Motorcycle safety remains top priority for Army

This May, the Army observed Motorcycle Safety Awareness Month as part of the National Highway Traffic Safety Administration’s national campaign to keep riders safe on our nation’s highways.

The increasing number of registered motorcycles on Army installations shows more and more Soldiers are discovering the freedom and excitement of riding. This hobby comes with significant risks, however, and all Soldiers should be aware the most dangerous hazard they encounter on the road could be themselves.
The Army lost 45 Soldiers in motorcycle accidents during fiscal year 2011. More than 70 percent of those accidents were attributed to rider error.

Sport bike riders accounted for a disproportionate share of the fatalities.
Indiscipline — primarily speeding, other forms of reckless riding and failure to wear personal protective equipment — has been an ongoing trend in motorcycle accidents, and we must face the issue head on.
Standards are in force 24/7, and indiscipline cannot be tolerated simply because a Soldier is off duty.

As leaders and fellow Soldiers, we have a responsibility to ensure our riders recognize the risks and remain disciplined on their bikes.
Engagement through standards enforcement is the most crucial element of motorcycle safety.

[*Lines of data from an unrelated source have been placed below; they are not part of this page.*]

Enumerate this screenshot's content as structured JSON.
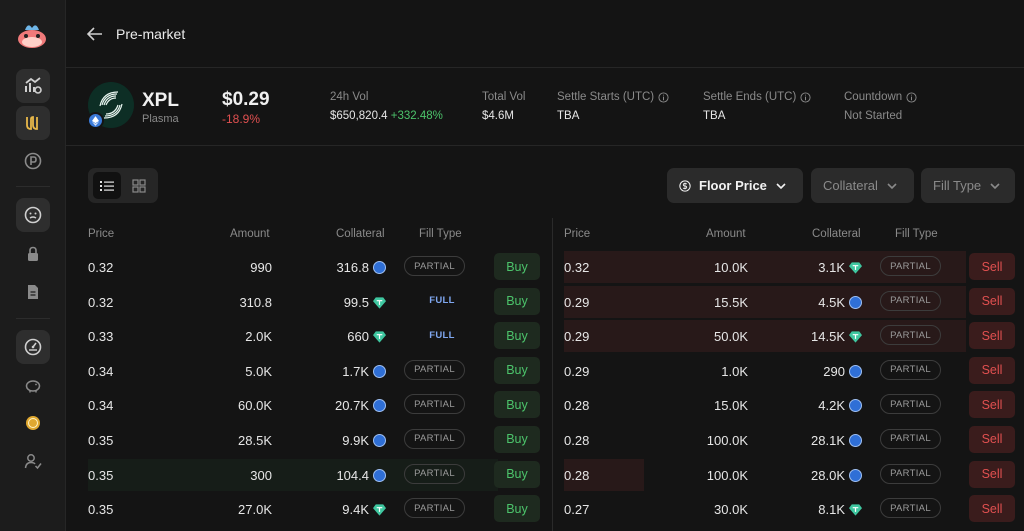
{
  "page": {
    "title": "Pre-market"
  },
  "token": {
    "symbol": "XPL",
    "name": "Plasma",
    "price": "$0.29",
    "change": "-18.9%"
  },
  "stats": {
    "vol24h_label": "24h Vol",
    "vol24h_value": "$650,820.4",
    "vol24h_change": "+332.48%",
    "total_vol_label": "Total Vol",
    "total_vol_value": "$4.6M",
    "settle_starts_label": "Settle Starts (UTC)",
    "settle_starts_value": "TBA",
    "settle_ends_label": "Settle Ends (UTC)",
    "settle_ends_value": "TBA",
    "countdown_label": "Countdown",
    "countdown_value": "Not Started"
  },
  "controls": {
    "floor_price": "Floor Price",
    "collateral": "Collateral",
    "fill_type": "Fill Type"
  },
  "table_headers": {
    "price": "Price",
    "amount": "Amount",
    "collateral": "Collateral",
    "fill_type": "Fill Type"
  },
  "buy_orders": [
    {
      "price": "0.32",
      "amount": "990",
      "collateral": "316.8",
      "coin": "usdc",
      "fill": "PARTIAL",
      "action": "Buy"
    },
    {
      "price": "0.32",
      "amount": "310.8",
      "collateral": "99.5",
      "coin": "usdt",
      "fill": "FULL",
      "action": "Buy"
    },
    {
      "price": "0.33",
      "amount": "2.0K",
      "collateral": "660",
      "coin": "usdt",
      "fill": "FULL",
      "action": "Buy"
    },
    {
      "price": "0.34",
      "amount": "5.0K",
      "collateral": "1.7K",
      "coin": "usdc",
      "fill": "PARTIAL",
      "action": "Buy"
    },
    {
      "price": "0.34",
      "amount": "60.0K",
      "collateral": "20.7K",
      "coin": "usdc",
      "fill": "PARTIAL",
      "action": "Buy"
    },
    {
      "price": "0.35",
      "amount": "28.5K",
      "collateral": "9.9K",
      "coin": "usdc",
      "fill": "PARTIAL",
      "action": "Buy"
    },
    {
      "price": "0.35",
      "amount": "300",
      "collateral": "104.4",
      "coin": "usdc",
      "fill": "PARTIAL",
      "action": "Buy"
    },
    {
      "price": "0.35",
      "amount": "27.0K",
      "collateral": "9.4K",
      "coin": "usdt",
      "fill": "PARTIAL",
      "action": "Buy"
    }
  ],
  "sell_orders": [
    {
      "price": "0.32",
      "amount": "10.0K",
      "collateral": "3.1K",
      "coin": "usdt",
      "fill": "PARTIAL",
      "action": "Sell"
    },
    {
      "price": "0.29",
      "amount": "15.5K",
      "collateral": "4.5K",
      "coin": "usdc",
      "fill": "PARTIAL",
      "action": "Sell"
    },
    {
      "price": "0.29",
      "amount": "50.0K",
      "collateral": "14.5K",
      "coin": "usdt",
      "fill": "PARTIAL",
      "action": "Sell"
    },
    {
      "price": "0.29",
      "amount": "1.0K",
      "collateral": "290",
      "coin": "usdc",
      "fill": "PARTIAL",
      "action": "Sell"
    },
    {
      "price": "0.28",
      "amount": "15.0K",
      "collateral": "4.2K",
      "coin": "usdc",
      "fill": "PARTIAL",
      "action": "Sell"
    },
    {
      "price": "0.28",
      "amount": "100.0K",
      "collateral": "28.1K",
      "coin": "usdc",
      "fill": "PARTIAL",
      "action": "Sell"
    },
    {
      "price": "0.28",
      "amount": "100.0K",
      "collateral": "28.0K",
      "coin": "usdc",
      "fill": "PARTIAL",
      "action": "Sell"
    },
    {
      "price": "0.27",
      "amount": "30.0K",
      "collateral": "8.1K",
      "coin": "usdt",
      "fill": "PARTIAL",
      "action": "Sell"
    }
  ],
  "sidebar": {
    "items": [
      {
        "icon": "chart-icon",
        "active": true
      },
      {
        "icon": "pre-market-icon",
        "active": true
      },
      {
        "icon": "points-icon",
        "active": false
      },
      {
        "icon": "chat-icon",
        "active": true
      },
      {
        "icon": "lock-icon",
        "active": false
      },
      {
        "icon": "document-icon",
        "active": false
      },
      {
        "icon": "dashboard-icon",
        "active": true
      },
      {
        "icon": "piggy-bank-icon",
        "active": false
      },
      {
        "icon": "coin-icon",
        "active": false
      },
      {
        "icon": "user-check-icon",
        "active": false
      }
    ]
  },
  "colors": {
    "accent_green": "#4cc36b",
    "accent_red": "#e05050",
    "usdc_blue": "#2f6fd6",
    "usdt_teal": "#3fc7a0"
  }
}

Leaders should talk to their Soldiers and vigilantly guard against high-risk behavior. They should also make clear the expectation that all riding standards outlined in Army Regulation 385-10 are followed both on and off post.

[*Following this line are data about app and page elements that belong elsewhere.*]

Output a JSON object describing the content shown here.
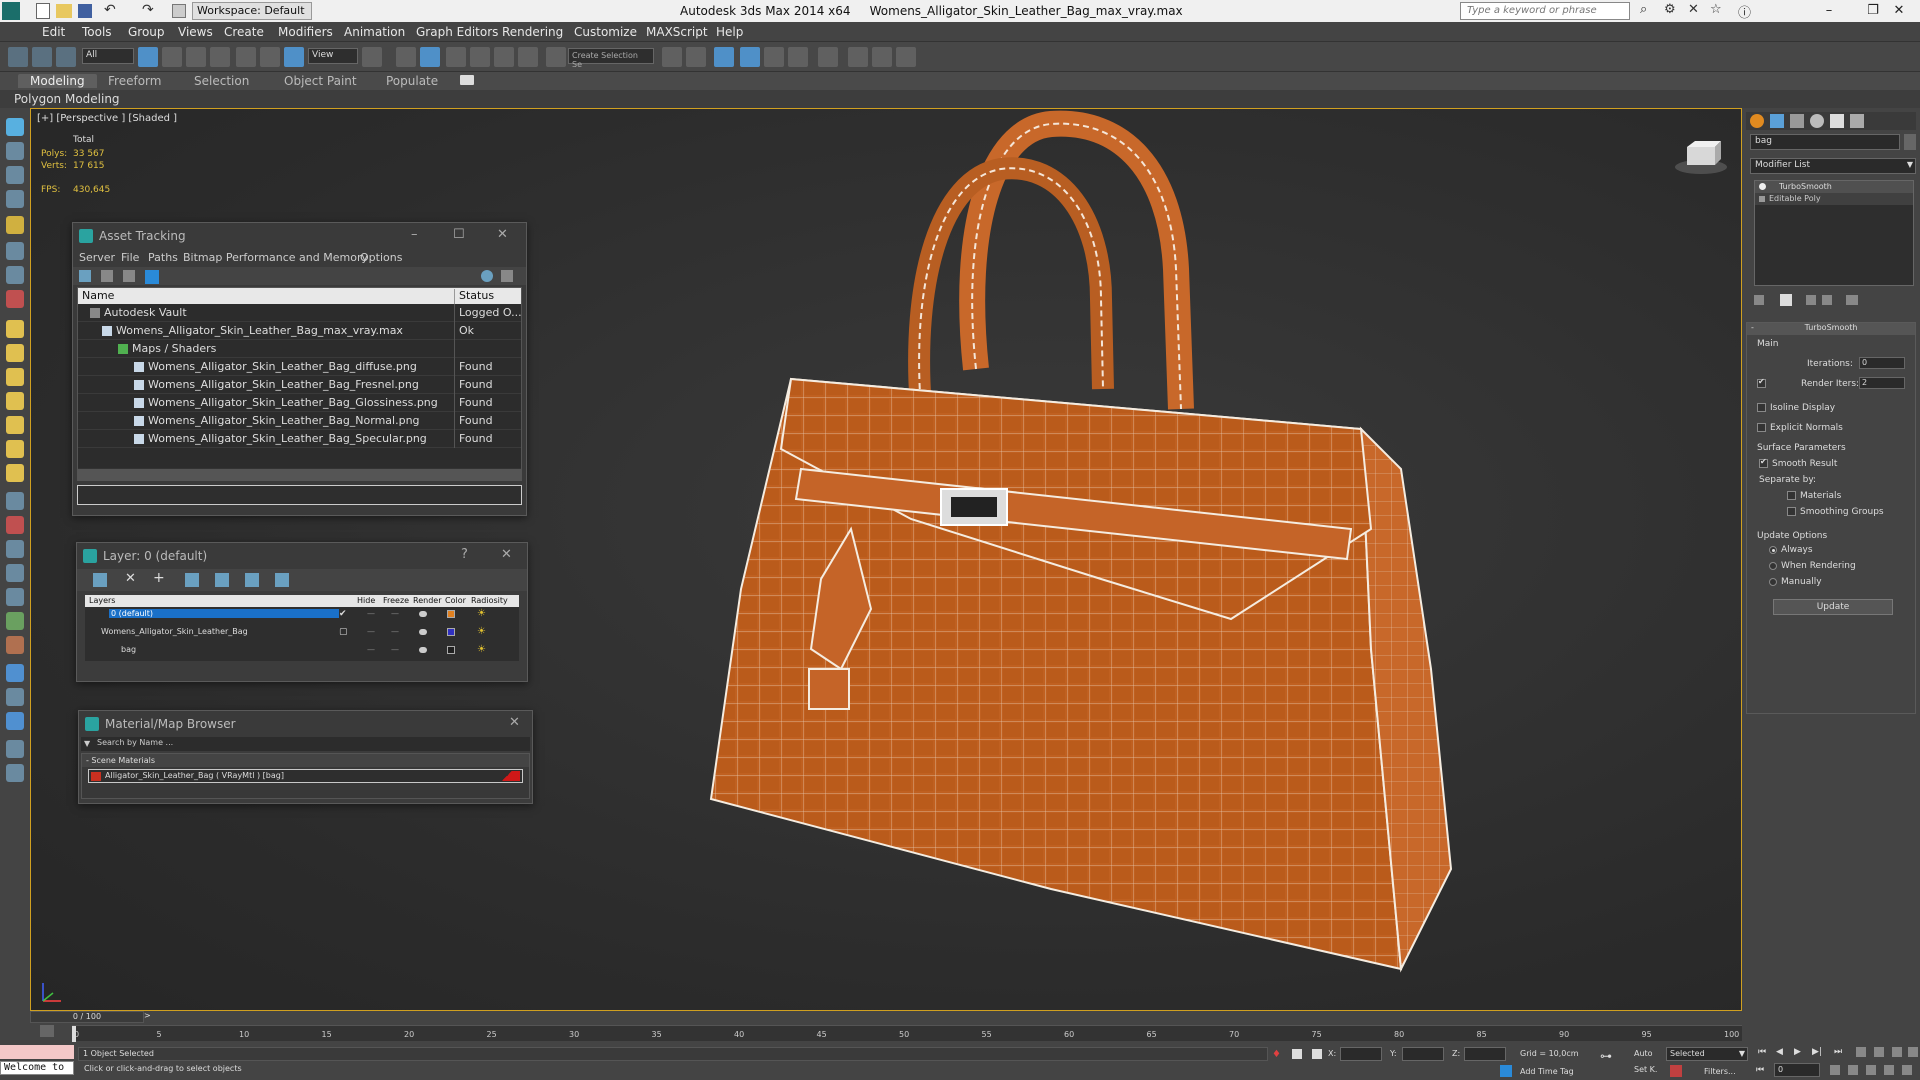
{
  "titlebar": {
    "workspace": "Workspace: Default",
    "app_title": "Autodesk 3ds Max  2014 x64",
    "file_title": "Womens_Alligator_Skin_Leather_Bag_max_vray.max",
    "search_placeholder": "Type a keyword or phrase"
  },
  "menu": {
    "edit": "Edit",
    "tools": "Tools",
    "group": "Group",
    "views": "Views",
    "create": "Create",
    "modifiers": "Modifiers",
    "animation": "Animation",
    "graph_editors": "Graph Editors",
    "rendering": "Rendering",
    "customize": "Customize",
    "maxscript": "MAXScript",
    "help": "Help"
  },
  "toolbar": {
    "filter": "All",
    "ref_coord": "View",
    "selection_set": "Create Selection Se"
  },
  "ribbon": {
    "modeling": "Modeling",
    "freeform": "Freeform",
    "selection": "Selection",
    "object_paint": "Object Paint",
    "populate": "Populate",
    "polygon_modeling": "Polygon Modeling"
  },
  "viewport": {
    "label": "[+] [Perspective ] [Shaded ]",
    "total": "Total",
    "polys_label": "Polys:",
    "polys_value": "33 567",
    "verts_label": "Verts:",
    "verts_value": "17 615",
    "fps_label": "FPS:",
    "fps_value": "430,645"
  },
  "asset_tracking": {
    "title": "Asset Tracking",
    "menu": [
      "Server",
      "File",
      "Paths",
      "Bitmap Performance and Memory",
      "Options"
    ],
    "col_name": "Name",
    "col_status": "Status",
    "rows": [
      {
        "name": "Autodesk Vault",
        "status": "Logged O..."
      },
      {
        "name": "Womens_Alligator_Skin_Leather_Bag_max_vray.max",
        "status": "Ok"
      },
      {
        "name": "Maps / Shaders",
        "status": ""
      },
      {
        "name": "Womens_Alligator_Skin_Leather_Bag_diffuse.png",
        "status": "Found"
      },
      {
        "name": "Womens_Alligator_Skin_Leather_Bag_Fresnel.png",
        "status": "Found"
      },
      {
        "name": "Womens_Alligator_Skin_Leather_Bag_Glossiness.png",
        "status": "Found"
      },
      {
        "name": "Womens_Alligator_Skin_Leather_Bag_Normal.png",
        "status": "Found"
      },
      {
        "name": "Womens_Alligator_Skin_Leather_Bag_Specular.png",
        "status": "Found"
      }
    ]
  },
  "layer": {
    "title": "Layer: 0 (default)",
    "help": "?",
    "cols": [
      "Layers",
      "Hide",
      "Freeze",
      "Render",
      "Color",
      "Radiosity"
    ],
    "rows": [
      {
        "name": "0 (default)",
        "color": "#e08020"
      },
      {
        "name": "Womens_Alligator_Skin_Leather_Bag",
        "color": "#3030c0"
      },
      {
        "name": "bag",
        "color": "#202020"
      }
    ]
  },
  "material_browser": {
    "title": "Material/Map Browser",
    "search_placeholder": "Search by Name ...",
    "group": "- Scene Materials",
    "item": "Alligator_Skin_Leather_Bag  ( VRayMtl ) [bag]"
  },
  "command_panel": {
    "object_name": "bag",
    "modifier_list": "Modifier List",
    "stack": [
      "TurboSmooth",
      "Editable Poly"
    ],
    "rollout_title": "TurboSmooth",
    "main": "Main",
    "iterations_label": "Iterations:",
    "iterations_value": "0",
    "render_iters_label": "Render Iters:",
    "render_iters_value": "2",
    "isoline": "Isoline Display",
    "explicit_normals": "Explicit Normals",
    "surface_params": "Surface Parameters",
    "smooth_result": "Smooth Result",
    "separate_by": "Separate by:",
    "materials": "Materials",
    "smoothing_groups": "Smoothing Groups",
    "update_options": "Update Options",
    "always": "Always",
    "when_rendering": "When Rendering",
    "manually": "Manually",
    "update": "Update"
  },
  "timeline": {
    "frame": "0 / 100",
    "ticks": [
      "0",
      "5",
      "10",
      "15",
      "20",
      "25",
      "30",
      "35",
      "40",
      "45",
      "50",
      "55",
      "60",
      "65",
      "70",
      "75",
      "80",
      "85",
      "90",
      "95",
      "100"
    ]
  },
  "status": {
    "maxscript": "Welcome to",
    "selected": "1 Object Selected",
    "prompt": "Click or click-and-drag to select objects",
    "x_label": "X:",
    "y_label": "Y:",
    "z_label": "Z:",
    "grid": "Grid = 10,0cm",
    "add_time_tag": "Add Time Tag",
    "auto": "Auto",
    "setk": "Set K.",
    "key_mode": "Selected",
    "filters": "Filters...",
    "frame_field": "0"
  }
}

Recent changes to AR 385-10 require all Soldier riders to complete the Progressive Motorcycle Program, which staggers training at specific intervals to refresh and build riding skills. Leaders should contact their garrison safety office to schedule training for their riders.

In addition to training, the Motorcycle Mentorship Program is a proven method of reinforcing safe riding behavior. Many installations have active MMP chapters, and we highly encourage riders of all ranks to join their local organization and learn from one another.

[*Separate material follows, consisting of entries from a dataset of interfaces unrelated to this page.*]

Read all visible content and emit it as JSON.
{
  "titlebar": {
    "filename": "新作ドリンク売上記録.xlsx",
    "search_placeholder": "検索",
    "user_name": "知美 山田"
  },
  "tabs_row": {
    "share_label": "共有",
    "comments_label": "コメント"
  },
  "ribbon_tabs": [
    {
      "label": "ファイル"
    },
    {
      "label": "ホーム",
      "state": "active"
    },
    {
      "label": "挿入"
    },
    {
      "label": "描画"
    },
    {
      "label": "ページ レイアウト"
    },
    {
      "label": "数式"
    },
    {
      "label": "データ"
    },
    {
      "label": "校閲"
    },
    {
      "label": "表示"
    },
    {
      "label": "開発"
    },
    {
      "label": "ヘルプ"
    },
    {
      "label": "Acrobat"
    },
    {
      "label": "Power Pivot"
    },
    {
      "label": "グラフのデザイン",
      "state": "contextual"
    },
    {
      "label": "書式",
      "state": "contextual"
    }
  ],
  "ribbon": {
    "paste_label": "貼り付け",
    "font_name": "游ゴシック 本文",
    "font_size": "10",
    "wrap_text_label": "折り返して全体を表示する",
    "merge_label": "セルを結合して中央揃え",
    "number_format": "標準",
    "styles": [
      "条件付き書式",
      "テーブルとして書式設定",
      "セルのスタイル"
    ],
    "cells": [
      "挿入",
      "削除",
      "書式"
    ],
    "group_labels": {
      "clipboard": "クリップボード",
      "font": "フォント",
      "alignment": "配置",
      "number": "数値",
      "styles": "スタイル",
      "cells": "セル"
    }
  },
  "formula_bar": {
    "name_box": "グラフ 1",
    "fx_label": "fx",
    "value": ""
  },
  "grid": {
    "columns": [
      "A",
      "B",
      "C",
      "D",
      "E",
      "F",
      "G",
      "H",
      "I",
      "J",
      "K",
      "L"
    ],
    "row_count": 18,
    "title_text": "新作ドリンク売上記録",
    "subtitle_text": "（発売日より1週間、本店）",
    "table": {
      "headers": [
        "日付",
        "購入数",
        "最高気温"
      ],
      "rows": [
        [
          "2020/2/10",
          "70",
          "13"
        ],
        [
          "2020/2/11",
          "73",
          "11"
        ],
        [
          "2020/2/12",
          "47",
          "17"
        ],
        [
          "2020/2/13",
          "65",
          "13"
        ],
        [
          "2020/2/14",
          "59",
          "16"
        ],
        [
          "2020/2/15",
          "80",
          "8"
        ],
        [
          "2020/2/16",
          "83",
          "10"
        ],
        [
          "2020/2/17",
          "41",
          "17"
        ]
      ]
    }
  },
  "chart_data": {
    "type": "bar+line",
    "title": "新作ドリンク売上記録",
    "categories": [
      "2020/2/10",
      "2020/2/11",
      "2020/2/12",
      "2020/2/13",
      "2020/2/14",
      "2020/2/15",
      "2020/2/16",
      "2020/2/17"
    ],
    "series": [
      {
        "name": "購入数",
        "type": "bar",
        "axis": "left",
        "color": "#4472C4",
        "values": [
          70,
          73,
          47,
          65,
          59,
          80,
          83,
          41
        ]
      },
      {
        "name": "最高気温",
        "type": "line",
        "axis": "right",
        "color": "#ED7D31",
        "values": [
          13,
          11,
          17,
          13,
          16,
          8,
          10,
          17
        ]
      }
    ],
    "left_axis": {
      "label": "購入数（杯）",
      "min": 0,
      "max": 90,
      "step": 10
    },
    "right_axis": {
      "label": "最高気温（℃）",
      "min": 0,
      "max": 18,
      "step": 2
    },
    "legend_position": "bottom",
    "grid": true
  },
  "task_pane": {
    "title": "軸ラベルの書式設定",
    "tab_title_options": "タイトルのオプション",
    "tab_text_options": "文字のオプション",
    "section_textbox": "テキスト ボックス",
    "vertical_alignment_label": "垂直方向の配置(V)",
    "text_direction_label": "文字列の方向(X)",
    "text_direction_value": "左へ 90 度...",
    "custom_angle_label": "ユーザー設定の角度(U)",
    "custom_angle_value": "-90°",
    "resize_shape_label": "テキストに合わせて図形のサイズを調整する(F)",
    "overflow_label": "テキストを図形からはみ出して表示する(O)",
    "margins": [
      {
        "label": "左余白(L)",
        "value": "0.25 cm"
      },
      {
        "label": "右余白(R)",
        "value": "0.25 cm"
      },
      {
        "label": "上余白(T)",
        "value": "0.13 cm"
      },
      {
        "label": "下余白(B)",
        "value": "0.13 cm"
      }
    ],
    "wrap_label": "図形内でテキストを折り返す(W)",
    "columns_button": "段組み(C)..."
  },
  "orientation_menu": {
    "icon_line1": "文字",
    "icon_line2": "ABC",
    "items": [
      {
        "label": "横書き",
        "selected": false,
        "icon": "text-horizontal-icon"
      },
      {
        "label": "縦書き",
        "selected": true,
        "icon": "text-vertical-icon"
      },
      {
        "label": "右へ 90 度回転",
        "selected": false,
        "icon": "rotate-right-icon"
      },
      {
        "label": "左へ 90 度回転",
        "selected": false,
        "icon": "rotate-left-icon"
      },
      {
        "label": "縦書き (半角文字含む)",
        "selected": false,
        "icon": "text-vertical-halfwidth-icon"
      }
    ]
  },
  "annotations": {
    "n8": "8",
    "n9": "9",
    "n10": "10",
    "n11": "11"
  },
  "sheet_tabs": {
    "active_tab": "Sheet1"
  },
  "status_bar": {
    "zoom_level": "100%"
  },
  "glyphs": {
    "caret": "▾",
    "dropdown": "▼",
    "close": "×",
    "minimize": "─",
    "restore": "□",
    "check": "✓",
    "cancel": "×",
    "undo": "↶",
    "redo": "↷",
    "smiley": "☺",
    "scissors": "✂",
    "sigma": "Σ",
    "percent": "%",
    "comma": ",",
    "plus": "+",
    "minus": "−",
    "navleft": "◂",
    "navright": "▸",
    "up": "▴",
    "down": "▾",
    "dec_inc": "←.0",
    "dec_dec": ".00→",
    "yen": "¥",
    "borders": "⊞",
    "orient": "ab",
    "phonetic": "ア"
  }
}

Safety is never just a date on a calendar, but there is no better time than now to engage with your Soldiers on the critical importance of safe riding.

To complete your unit’s motorcycle safety toolkit, take advantage of the campaign materials on the National Highway Traffic Safety Administration’s website at, and the tools available on the U.S. Army Combat Readiness/Safety Center’s motorcycle safety page,

Editor’s Note: The Defense Department lost 92 service members in motorcycle accidents last year, according to Joseph Angello, DOD’s director of operational readiness and safety.